The supporting characters were more colorful this year with the dynamic duo of Don E. (Bryce Hodgson) and Chief (Andre Tricoteaux) being a huge highlight. The two assisted Blaine with the brain business and felt as if they were plucked straight out of a Shane Black script. Both funny and frightening, the two make for a fun duo and I was sad to see Chief meet an abrupt end in the finale. And speaking of abrupt endings in the finale, this final episode had one had a hell of a body count.

Liv and Let Die and Let Live Some More: Liv lost another zombie boyfriend, Clive has officially joined Liv on Team Z, and Vaughn (Steven Weber) was eaten by his zombie daughter – I still can’t believe they got away with showing Vaughn’s zombified daughter Gilda (Leanne Lapp) scoop out his brains on a CW show.

Max Rager was bought out by a private military contractor (“think Blackwater but less cuddly”) so the company threat will persist. The ominous final scene shows the leader of the Max Rager buyout implying some sort of attempt at constructing a new world order? It makes sense to shift the series main antagonist to another zombie. We’ve had Blaine, Vaughn, and now this mystery woman and her shadow company. Mr. Boss technically counts but he and Liv only crossed paths in a standalone episode meant to introduce him to the series.

But, I have to take the show to task for not tying the Mr. Boss and Max Rager plots together more tidily.
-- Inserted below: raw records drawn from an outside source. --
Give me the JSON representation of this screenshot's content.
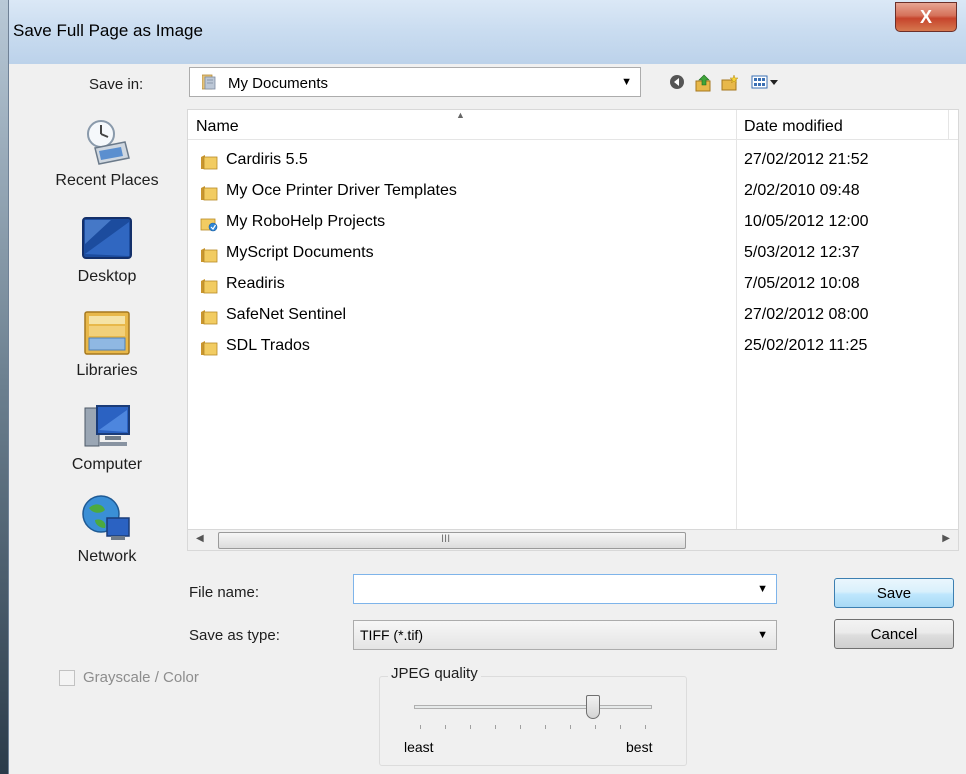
{
  "window": {
    "title": "Save Full Page as Image",
    "close_label": "X"
  },
  "toolbar": {
    "save_in_label": "Save in:",
    "save_in_value": "My Documents",
    "icons": [
      "back-icon",
      "up-folder-icon",
      "new-folder-icon",
      "view-menu-icon"
    ]
  },
  "places": [
    {
      "label": "Recent Places",
      "icon": "recent-places-icon"
    },
    {
      "label": "Desktop",
      "icon": "desktop-icon"
    },
    {
      "label": "Libraries",
      "icon": "libraries-icon"
    },
    {
      "label": "Computer",
      "icon": "computer-icon"
    },
    {
      "label": "Network",
      "icon": "network-icon"
    }
  ],
  "file_list": {
    "columns": {
      "name": "Name",
      "date": "Date modified"
    },
    "rows": [
      {
        "name": "Cardiris 5.5",
        "date": "27/02/2012 21:52",
        "icon": "folder-icon"
      },
      {
        "name": "My Oce Printer Driver Templates",
        "date": "2/02/2010 09:48",
        "icon": "folder-icon"
      },
      {
        "name": "My RoboHelp Projects",
        "date": "10/05/2012 12:00",
        "icon": "special-folder-icon"
      },
      {
        "name": "MyScript Documents",
        "date": "5/03/2012 12:37",
        "icon": "folder-icon"
      },
      {
        "name": "Readiris",
        "date": "7/05/2012 10:08",
        "icon": "folder-icon"
      },
      {
        "name": "SafeNet Sentinel",
        "date": "27/02/2012 08:00",
        "icon": "folder-icon"
      },
      {
        "name": "SDL Trados",
        "date": "25/02/2012 11:25",
        "icon": "folder-icon"
      }
    ],
    "scrollbar_grip": "III"
  },
  "form": {
    "file_name_label": "File name:",
    "file_name_value": "",
    "save_as_type_label": "Save as type:",
    "save_as_type_value": "TIFF (*.tif)"
  },
  "buttons": {
    "save": "Save",
    "cancel": "Cancel"
  },
  "options": {
    "grayscale_label": "Grayscale / Color",
    "grayscale_checked": false,
    "grayscale_enabled": false,
    "jpeg_quality_label": "JPEG quality",
    "slider_min_label": "least",
    "slider_max_label": "best",
    "slider_value_fraction": 0.75
  },
  "colors": {
    "title_bar": "#c9dcf0",
    "close_button": "#c6442c",
    "default_button_border": "#3c7fb1",
    "folder_yellow": "#e8b84a",
    "window_bg": "#f0f0f0"
  }
}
Where we leave Ravi, Peyton, and Blaine in that particular fight feels like it would be the penultimate episode of a season. It’s not that a serious matter and the show still utilized that story in a compelling manner, but how great would it have been to see Mr. Boss get involved in Blaine’s zombie brain business?

Salivation Army: iZombie’s third season seems to be headed for uncharted territory. The world was on the cusp of a zombie apocalypse. With all the main players in the series fully engaged in the fight against Max Rager, I’m betting the secret doesn’t stay secret to the world for much longer.

Overall: iZombie Season 2 expands on its noir roots and evolves beyond the confines of episodic storytelling in an upgraded sophomore season. It’s a triumph of genre and ensemble storytelling.

Grade: A

Featured Image: CW/Warner Bros.